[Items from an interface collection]
-- Opening Marker --

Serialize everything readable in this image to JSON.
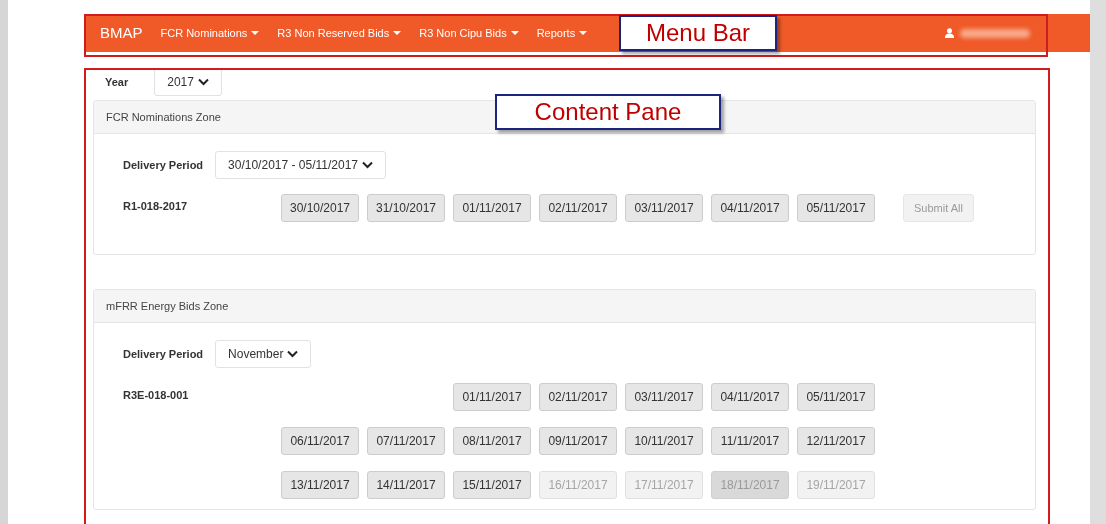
{
  "navbar": {
    "brand": "BMAP",
    "menus": [
      {
        "label": "FCR Nominations"
      },
      {
        "label": "R3 Non Reserved Bids"
      },
      {
        "label": "R3 Non Cipu Bids"
      },
      {
        "label": "Reports"
      }
    ]
  },
  "year": {
    "label": "Year",
    "value": "2017"
  },
  "zones": [
    {
      "title": "FCR Nominations Zone",
      "period_label": "Delivery Period",
      "period_value": "30/10/2017 - 05/11/2017",
      "code": "R1-018-2017",
      "weeks": [
        [
          {
            "date": "30/10/2017",
            "disabled": false,
            "selected": false
          },
          {
            "date": "31/10/2017",
            "disabled": false,
            "selected": false
          },
          {
            "date": "01/11/2017",
            "disabled": false,
            "selected": false
          },
          {
            "date": "02/11/2017",
            "disabled": false,
            "selected": false
          },
          {
            "date": "03/11/2017",
            "disabled": false,
            "selected": false
          },
          {
            "date": "04/11/2017",
            "disabled": false,
            "selected": false
          },
          {
            "date": "05/11/2017",
            "disabled": false,
            "selected": false
          }
        ]
      ],
      "submit": {
        "label": "Submit All",
        "disabled": true
      }
    },
    {
      "title": "mFRR Energy Bids Zone",
      "period_label": "Delivery Period",
      "period_value": "November",
      "code": "R3E-018-001",
      "weeks": [
        [
          {
            "date": "01/11/2017",
            "disabled": false,
            "selected": false
          },
          {
            "date": "02/11/2017",
            "disabled": false,
            "selected": false
          },
          {
            "date": "03/11/2017",
            "disabled": false,
            "selected": false
          },
          {
            "date": "04/11/2017",
            "disabled": false,
            "selected": false
          },
          {
            "date": "05/11/2017",
            "disabled": false,
            "selected": false
          }
        ],
        [
          {
            "date": "06/11/2017",
            "disabled": false,
            "selected": false
          },
          {
            "date": "07/11/2017",
            "disabled": false,
            "selected": false
          },
          {
            "date": "08/11/2017",
            "disabled": false,
            "selected": false
          },
          {
            "date": "09/11/2017",
            "disabled": false,
            "selected": false
          },
          {
            "date": "10/11/2017",
            "disabled": false,
            "selected": false
          },
          {
            "date": "11/11/2017",
            "disabled": false,
            "selected": false
          },
          {
            "date": "12/11/2017",
            "disabled": false,
            "selected": false
          }
        ],
        [
          {
            "date": "13/11/2017",
            "disabled": false,
            "selected": false
          },
          {
            "date": "14/11/2017",
            "disabled": false,
            "selected": false
          },
          {
            "date": "15/11/2017",
            "disabled": false,
            "selected": false
          },
          {
            "date": "16/11/2017",
            "disabled": true,
            "selected": false
          },
          {
            "date": "17/11/2017",
            "disabled": true,
            "selected": false
          },
          {
            "date": "18/11/2017",
            "disabled": true,
            "selected": true
          },
          {
            "date": "19/11/2017",
            "disabled": true,
            "selected": false
          }
        ]
      ]
    }
  ],
  "annotations": [
    {
      "label": "Menu Bar"
    },
    {
      "label": "Content Pane"
    }
  ]
}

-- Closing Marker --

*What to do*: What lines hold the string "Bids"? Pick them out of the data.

*Output of the exercise*:
        "label": "R3 Non Reserved Bids"
        "label": "R3 Non Cipu Bids"
      "title": "mFRR Energy Bids Zone",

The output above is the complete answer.